The quality of the screen itself isn’t that impressive, either. Like many other curved screens I’ve seen recently, BenQ have put a VA panel in the EX3200R, but its colour accuracy leaves something to be desired. No matter which of its nine colour profiles I picked – including its two tweakable Custom modes – I couldn’t get its sRGB colour gamut coverage to go any higher than 89.6%.
It looks decent enough in the flesh, but it’s far from the best sRGB coverage I’ve seen from this type of screen panel technology (see our monitor buying guide for more info on all the different panel types), and doesn’t do much to help persuade me that, yes, this really might be worth the bargain it’s trying so desperately hard to be.
In its defence, the EX3200R’s black levels and contrast are both excellent. The former came in at a lovely low 0.06cd/m2 (the closer to 0.00cd/m2, the better), while the latter was all the way up in the 4270:1 region. That’s fantastic, as it ensures nice inky blacks when you’re looking at something dark onscreen, but there’s still lots of juicy shadow detail to help you pick out what’s lurking in the gloom.
The monitor’s maximum brightness level was also pretty decent – it normally hovered around the 275cd/m2 mark on most of its colour profiles, but switching to Custom saw it push up to 310cd/m2. You won’t need anywhere near this most of the time, but if you happen to have your monitor near a sunlit window, at least you’ve got enough leeway to crank it up if necessary.

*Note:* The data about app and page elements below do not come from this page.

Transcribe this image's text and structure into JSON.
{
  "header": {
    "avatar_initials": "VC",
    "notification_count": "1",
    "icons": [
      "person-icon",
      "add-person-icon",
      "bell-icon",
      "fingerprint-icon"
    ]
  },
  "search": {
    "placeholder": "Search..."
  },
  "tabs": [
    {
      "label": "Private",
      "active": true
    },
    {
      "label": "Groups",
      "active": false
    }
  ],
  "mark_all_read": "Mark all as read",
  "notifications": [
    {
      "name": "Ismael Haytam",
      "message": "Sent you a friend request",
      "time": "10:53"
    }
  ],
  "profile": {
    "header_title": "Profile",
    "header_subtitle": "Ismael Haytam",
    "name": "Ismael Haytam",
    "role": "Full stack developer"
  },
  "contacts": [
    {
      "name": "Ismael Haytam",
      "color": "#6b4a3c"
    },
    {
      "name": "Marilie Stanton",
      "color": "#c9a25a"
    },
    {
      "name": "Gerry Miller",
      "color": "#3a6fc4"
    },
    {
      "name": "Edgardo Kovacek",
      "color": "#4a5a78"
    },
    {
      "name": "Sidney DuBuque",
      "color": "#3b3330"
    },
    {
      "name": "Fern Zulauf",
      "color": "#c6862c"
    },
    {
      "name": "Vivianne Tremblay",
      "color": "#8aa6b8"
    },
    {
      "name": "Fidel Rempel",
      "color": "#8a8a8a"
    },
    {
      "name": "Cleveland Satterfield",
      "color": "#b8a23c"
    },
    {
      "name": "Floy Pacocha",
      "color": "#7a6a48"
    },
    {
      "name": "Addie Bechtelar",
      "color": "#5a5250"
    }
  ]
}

The EX3200R’s multitude of different picture settings also offer a few tricks to help make the monitor more usable on a daily basis, too. Annoyingly, a lot of them are locked off if you’re not using one of the Custom colour profiles, but I found that setting the monitor’s gamma setting to 5 (the highest) helped to make text look a lot clearer. It didn’t affect the monitor’s colour accuracy either – if anything, it gave everything a little bit more contrast and definition. There’s a low blue light mode as well to help reduce eye strain.
As comparatively cheap as the BenQ EX3200R is at £315 / $430, though, I’m still not sure I’d actually want to have it as my main gaming monitor. I might have made an exception if it had absolutely outstanding picture quality, but even that’s fairly mediocre despite its excellent black levels and overall contrast. I’d just look at it everyday second guessing whether my eyes were failing me or not, thinking, ‘I really wish I’d spent a little bit more on a higher resolution monitor.’

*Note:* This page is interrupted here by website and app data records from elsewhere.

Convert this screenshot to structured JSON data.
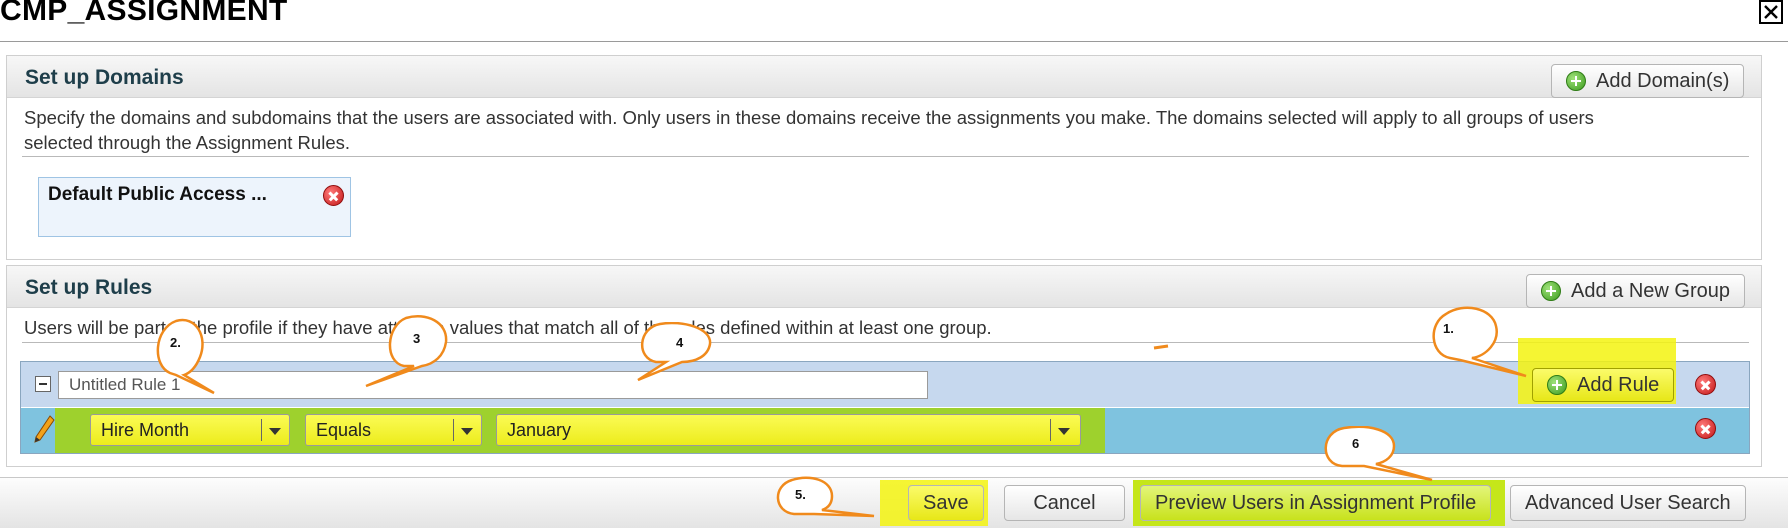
{
  "dialog": {
    "title": "CMP_ASSIGNMENT"
  },
  "domains": {
    "title": "Set up Domains",
    "add_button": "Add Domain(s)",
    "description_line1": "Specify the domains and subdomains that the users are associated with. Only users in these domains receive the assignments you make. The domains selected will apply to all groups of users",
    "description_line2": "selected through the Assignment Rules.",
    "selected": [
      "Default Public Access ..."
    ]
  },
  "rules": {
    "title": "Set up Rules",
    "add_group_button": "Add a New Group",
    "description": "Users will be part of the profile if they have attribute values that match all of the rules defined within at least one group.",
    "group": {
      "name_value": "Untitled Rule 1",
      "add_rule_button": "Add Rule",
      "rule": {
        "attribute": "Hire Month",
        "operator": "Equals",
        "value": "January"
      }
    }
  },
  "footer": {
    "save": "Save",
    "cancel": "Cancel",
    "preview": "Preview Users in Assignment Profile",
    "advanced_search": "Advanced User Search"
  },
  "annotations": {
    "c1": "1.",
    "c2": "2.",
    "c3": "3",
    "c4": "4",
    "c5": "5.",
    "c6": "6"
  },
  "colors": {
    "highlight_yellow": "#f3f30f",
    "highlight_green": "#9ed12d",
    "group_header_bg": "#c6d8ee",
    "rule_row_bg": "#7fc3df",
    "callout_orange": "#f08a1c",
    "panel_title": "#1e3e4a"
  }
}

Personally, I’d recommend going for the 27in 2560×1440 MSI Optix MPG27CQ instead of the EX3200R, as that still has a curved screen and a 144Hz refresh rate. If your budget doesn’t quite stretch to £502 / $464, then there’s always the identical 1920×1080 model, the MPG27C, instead, which goes for £433 / $355.
If that’s still too expensive, though, then you’re going to have to make some compromises, as the next best bet for your money is the much, much cheaper BenQ’s EW277HDR, which is flat and has a regular 60Hz refresh rate, but has much better colour accuracy than the EX3200R and throws in HDR support as well. That costs just £166 / $230, and would be a much better use of your money than its bigger, curvier cousin.